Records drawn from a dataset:
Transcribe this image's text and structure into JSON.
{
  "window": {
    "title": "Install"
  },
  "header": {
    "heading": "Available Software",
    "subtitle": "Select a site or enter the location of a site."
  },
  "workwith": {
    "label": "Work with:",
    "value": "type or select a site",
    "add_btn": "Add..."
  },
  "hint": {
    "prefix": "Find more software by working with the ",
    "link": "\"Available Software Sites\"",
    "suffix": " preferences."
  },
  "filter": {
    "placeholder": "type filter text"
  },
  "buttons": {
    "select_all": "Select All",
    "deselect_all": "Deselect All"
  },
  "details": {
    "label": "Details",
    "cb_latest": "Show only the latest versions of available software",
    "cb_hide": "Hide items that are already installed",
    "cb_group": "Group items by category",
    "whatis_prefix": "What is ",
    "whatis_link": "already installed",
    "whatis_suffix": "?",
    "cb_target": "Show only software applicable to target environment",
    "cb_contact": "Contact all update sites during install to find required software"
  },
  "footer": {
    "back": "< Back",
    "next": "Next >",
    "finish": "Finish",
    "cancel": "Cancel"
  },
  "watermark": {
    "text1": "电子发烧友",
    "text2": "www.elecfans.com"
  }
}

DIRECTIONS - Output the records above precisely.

ANSWER TO THIS TASK -
Transcribe this image's text and structure into JSON.
{
  "window": {
    "title": "Install"
  },
  "header": {
    "heading": "Available Software",
    "subtitle": "Select a site or enter the location of a site."
  },
  "workwith": {
    "label": "Work with:",
    "value": "type or select a site",
    "add_btn": "Add..."
  },
  "hint": {
    "prefix": "Find more software by working with the ",
    "link": "\"Available Software Sites\"",
    "suffix": " preferences."
  },
  "filter": {
    "placeholder": "type filter text"
  },
  "buttons": {
    "select_all": "Select All",
    "deselect_all": "Deselect All"
  },
  "details": {
    "label": "Details",
    "cb_latest": "Show only the latest versions of available software",
    "cb_hide": "Hide items that are already installed",
    "cb_group": "Group items by category",
    "whatis_prefix": "What is ",
    "whatis_link": "already installed",
    "whatis_suffix": "?",
    "cb_target": "Show only software applicable to target environment",
    "cb_contact": "Contact all update sites during install to find required software"
  },
  "footer": {
    "back": "< Back",
    "next": "Next >",
    "finish": "Finish",
    "cancel": "Cancel"
  },
  "watermark": {
    "text1": "电子发烧友",
    "text2": "www.elecfans.com"
  }
}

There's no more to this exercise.